Maleta Winery was giving you a choice between 2 icewines, an ’02 and an ’03, pairing it with an icewine sponge cake, which was truly decadent. The two wines showed marked differences in flavours and mouth feel … the debate from the patrons assembled at the counter raged as to which one they liked best. I invite you to go to Maleta and make the same comparison and decide for yourself – I thought they were both delicious with merits for both years. I found it hard to choose a favourite.
Chateau des Charmes was giving (and selling) a sneak peak of their 2005 Late Harvest Riesling during this “pre-release” event. Another delicious late harvest from the Chateau, good tropical fruit flavours drenched in honey with melon notes and a stream of crisp acidity carried this wine through the mouth and into the throat nicely – there it hung out for awhile in a long finish.
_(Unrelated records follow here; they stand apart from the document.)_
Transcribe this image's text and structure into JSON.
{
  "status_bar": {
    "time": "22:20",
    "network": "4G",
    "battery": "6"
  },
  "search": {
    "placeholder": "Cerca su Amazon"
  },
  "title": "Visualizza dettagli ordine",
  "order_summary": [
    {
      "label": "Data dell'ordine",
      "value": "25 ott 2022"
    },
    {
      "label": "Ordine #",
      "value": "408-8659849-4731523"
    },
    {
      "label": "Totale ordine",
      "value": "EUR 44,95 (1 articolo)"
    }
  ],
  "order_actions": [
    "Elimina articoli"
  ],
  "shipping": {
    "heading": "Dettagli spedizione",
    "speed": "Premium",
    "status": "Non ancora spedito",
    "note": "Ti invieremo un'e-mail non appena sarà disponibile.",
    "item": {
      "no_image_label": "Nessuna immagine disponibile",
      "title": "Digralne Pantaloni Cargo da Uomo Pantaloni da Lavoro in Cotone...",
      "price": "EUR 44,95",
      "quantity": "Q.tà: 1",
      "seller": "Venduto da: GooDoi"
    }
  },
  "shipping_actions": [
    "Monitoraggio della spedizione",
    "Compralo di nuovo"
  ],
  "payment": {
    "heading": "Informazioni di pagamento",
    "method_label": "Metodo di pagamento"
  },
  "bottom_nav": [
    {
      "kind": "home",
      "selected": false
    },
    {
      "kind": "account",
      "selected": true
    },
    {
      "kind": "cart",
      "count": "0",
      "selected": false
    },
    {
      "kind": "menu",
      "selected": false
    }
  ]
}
A quick stop at Hillebrand where local artists using chisels and chainsaws were carving ice sculptures out of big blocks of ice … I also got a sampling of the 2005 Trius Dry Riesling (a full review will appear in an upcoming newsletter). I also swung by Jackson-Triggs, where I tried the soon-to-be-released 2005 Delaine Vineyard Riesling. These two Rieslings are just waiting for the spring/summer warm weather and days on the dock - they’ll also pair wonderfully with foods of your choice. Both reviews will appear in time for springtime purchasing. But I digress; let’s get back to the icewine festival tour.
Willow Heights was serving icewine Martinis which went down way too smoothly and could become addictive, they were also serving up surly staff members behind the counter which did not add to the enjoyment of the fabulous drink creation. On the other hand, the staff at Stoney Ridge proved to be much more amiable, as they poured the late harvest Vidal and cabernet Franc that they playfully have named Igluu. And Vineland, who always seems to be over-staffed (but that is to your benefit), poured Vidal and Riesling icewine alongside chocolate truffles. I also sampled some of their dry and semi-dry Rieslings, which are always superb, and some of the best Niagara has to offer. Vineland also had gifts for visitors … the first weekend they gave out bottle stoppers, but demand exceeded supply; so on the second weekend they passed out icewine glasses … a nice touch and great memento of the day.
Last stop Angels Gate Winery, who decided to fly in the face of convention, skipped icewine altogether and poured a flight of Cabernet Sauvignons from the 2002, 2003, and 2004 vintages. They topped that off with an unfiltered, as-yet-unreleased tasting of a 2006 late harvest Cabernet Sauvignon that they are working on. Surprisingly the 2003 Cab Sauv was the winner of the flight and a steal at $18.95 … there’s plenty left and it’s drinking well now, but it can still age for a number of years. 2003 was not a particularly good year for reds in Ontario, but there are some gems out there if you look – this is one of them.
Obviously not a comprehensive list of places that were pouring and serving during the festival, but a nice little tour that made for an enjoyable day out on the wine trail. Many wineries went un-visited and many others had interesting and unique pairings that I just did not have time for. Next year I would suggest grabbing a passport and checking out the wine route, make a weekend out of it, it’s one of the most delicious and economical ways to enjoy the icewine festival.